- Material for the task -

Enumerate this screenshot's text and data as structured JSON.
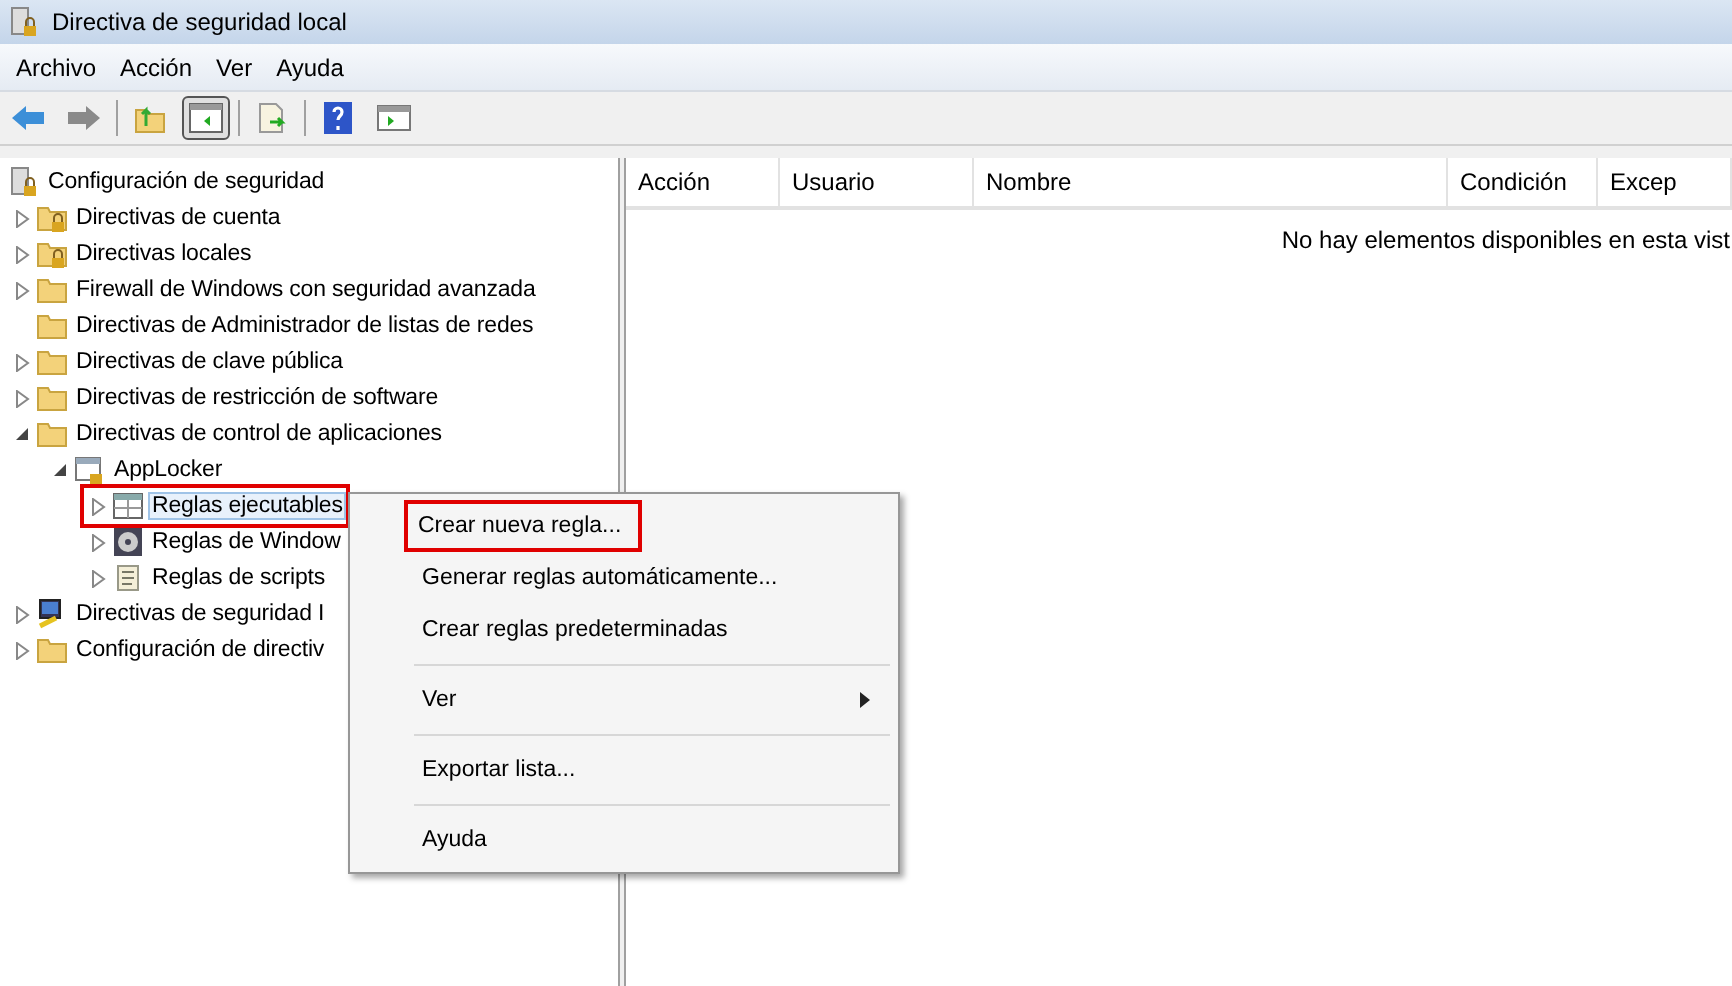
{
  "window": {
    "title": "Directiva de seguridad local"
  },
  "menu": [
    "Archivo",
    "Acción",
    "Ver",
    "Ayuda"
  ],
  "toolbar": [
    {
      "kind": "back"
    },
    {
      "kind": "forward"
    },
    {
      "kind": "sep"
    },
    {
      "kind": "up"
    },
    {
      "kind": "pane",
      "selected": true
    },
    {
      "kind": "sep"
    },
    {
      "kind": "export"
    },
    {
      "kind": "sep"
    },
    {
      "kind": "help"
    },
    {
      "kind": "panel"
    }
  ],
  "tree": {
    "label": "Configuración de seguridad",
    "kind": "root",
    "children": [
      {
        "label": "Directivas de cuenta",
        "kind": "lockfolder",
        "expanded": false,
        "selected": false,
        "highlighted": false
      },
      {
        "label": "Directivas locales",
        "kind": "lockfolder",
        "expanded": false,
        "selected": false,
        "highlighted": false
      },
      {
        "label": "Firewall de Windows con seguridad avanzada",
        "kind": "folder",
        "expanded": false,
        "selected": false,
        "highlighted": false
      },
      {
        "label": "Directivas de Administrador de listas de redes",
        "kind": "folder",
        "selected": false,
        "highlighted": false
      },
      {
        "label": "Directivas de clave pública",
        "kind": "folder",
        "expanded": false,
        "selected": false,
        "highlighted": false
      },
      {
        "label": "Directivas de restricción de software",
        "kind": "folder",
        "expanded": false,
        "selected": false,
        "highlighted": false
      },
      {
        "label": "Directivas de control de aplicaciones",
        "kind": "folder",
        "expanded": true,
        "selected": false,
        "highlighted": false,
        "children": [
          {
            "label": "AppLocker",
            "kind": "applocker",
            "expanded": true,
            "selected": false,
            "highlighted": false,
            "children": [
              {
                "label": "Reglas ejecutables",
                "kind": "rules",
                "expanded": false,
                "selected": true,
                "highlighted": true
              },
              {
                "label": "Reglas de Window",
                "kind": "disc",
                "expanded": false,
                "selected": false,
                "highlighted": false
              },
              {
                "label": "Reglas de scripts",
                "kind": "script",
                "expanded": false,
                "selected": false,
                "highlighted": false
              }
            ]
          }
        ]
      },
      {
        "label": "Directivas de seguridad I",
        "kind": "network",
        "expanded": false,
        "selected": false,
        "highlighted": false
      },
      {
        "label": "Configuración de directiv",
        "kind": "folder",
        "expanded": false,
        "selected": false,
        "highlighted": false
      }
    ]
  },
  "list": {
    "columns": [
      "Acción",
      "Usuario",
      "Nombre",
      "Condición",
      "Excep"
    ],
    "empty_message": "No hay elementos disponibles en esta vist"
  },
  "context_menu": [
    {
      "kind": "item",
      "label": "Crear nueva regla...",
      "highlighted": true,
      "submenu": false
    },
    {
      "kind": "item",
      "label": "Generar reglas automáticamente...",
      "highlighted": false,
      "submenu": false
    },
    {
      "kind": "item",
      "label": "Crear reglas predeterminadas",
      "highlighted": false,
      "submenu": false
    },
    {
      "kind": "separator"
    },
    {
      "kind": "item",
      "label": "Ver",
      "highlighted": false,
      "submenu": true
    },
    {
      "kind": "separator"
    },
    {
      "kind": "item",
      "label": "Exportar lista...",
      "highlighted": false,
      "submenu": false
    },
    {
      "kind": "separator"
    },
    {
      "kind": "item",
      "label": "Ayuda",
      "highlighted": false,
      "submenu": false
    }
  ]
}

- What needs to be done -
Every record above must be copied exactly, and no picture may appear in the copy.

- Reply -
Enumerate this screenshot's text and data as structured JSON.
{
  "window": {
    "title": "Directiva de seguridad local"
  },
  "menu": [
    "Archivo",
    "Acción",
    "Ver",
    "Ayuda"
  ],
  "toolbar": [
    {
      "kind": "back"
    },
    {
      "kind": "forward"
    },
    {
      "kind": "sep"
    },
    {
      "kind": "up"
    },
    {
      "kind": "pane",
      "selected": true
    },
    {
      "kind": "sep"
    },
    {
      "kind": "export"
    },
    {
      "kind": "sep"
    },
    {
      "kind": "help"
    },
    {
      "kind": "panel"
    }
  ],
  "tree": {
    "label": "Configuración de seguridad",
    "kind": "root",
    "children": [
      {
        "label": "Directivas de cuenta",
        "kind": "lockfolder",
        "expanded": false,
        "selected": false,
        "highlighted": false
      },
      {
        "label": "Directivas locales",
        "kind": "lockfolder",
        "expanded": false,
        "selected": false,
        "highlighted": false
      },
      {
        "label": "Firewall de Windows con seguridad avanzada",
        "kind": "folder",
        "expanded": false,
        "selected": false,
        "highlighted": false
      },
      {
        "label": "Directivas de Administrador de listas de redes",
        "kind": "folder",
        "selected": false,
        "highlighted": false
      },
      {
        "label": "Directivas de clave pública",
        "kind": "folder",
        "expanded": false,
        "selected": false,
        "highlighted": false
      },
      {
        "label": "Directivas de restricción de software",
        "kind": "folder",
        "expanded": false,
        "selected": false,
        "highlighted": false
      },
      {
        "label": "Directivas de control de aplicaciones",
        "kind": "folder",
        "expanded": true,
        "selected": false,
        "highlighted": false,
        "children": [
          {
            "label": "AppLocker",
            "kind": "applocker",
            "expanded": true,
            "selected": false,
            "highlighted": false,
            "children": [
              {
                "label": "Reglas ejecutables",
                "kind": "rules",
                "expanded": false,
                "selected": true,
                "highlighted": true
              },
              {
                "label": "Reglas de Window",
                "kind": "disc",
                "expanded": false,
                "selected": false,
                "highlighted": false
              },
              {
                "label": "Reglas de scripts",
                "kind": "script",
                "expanded": false,
                "selected": false,
                "highlighted": false
              }
            ]
          }
        ]
      },
      {
        "label": "Directivas de seguridad I",
        "kind": "network",
        "expanded": false,
        "selected": false,
        "highlighted": false
      },
      {
        "label": "Configuración de directiv",
        "kind": "folder",
        "expanded": false,
        "selected": false,
        "highlighted": false
      }
    ]
  },
  "list": {
    "columns": [
      "Acción",
      "Usuario",
      "Nombre",
      "Condición",
      "Excep"
    ],
    "empty_message": "No hay elementos disponibles en esta vist"
  },
  "context_menu": [
    {
      "kind": "item",
      "label": "Crear nueva regla...",
      "highlighted": true,
      "submenu": false
    },
    {
      "kind": "item",
      "label": "Generar reglas automáticamente...",
      "highlighted": false,
      "submenu": false
    },
    {
      "kind": "item",
      "label": "Crear reglas predeterminadas",
      "highlighted": false,
      "submenu": false
    },
    {
      "kind": "separator"
    },
    {
      "kind": "item",
      "label": "Ver",
      "highlighted": false,
      "submenu": true
    },
    {
      "kind": "separator"
    },
    {
      "kind": "item",
      "label": "Exportar lista...",
      "highlighted": false,
      "submenu": false
    },
    {
      "kind": "separator"
    },
    {
      "kind": "item",
      "label": "Ayuda",
      "highlighted": false,
      "submenu": false
    }
  ]
}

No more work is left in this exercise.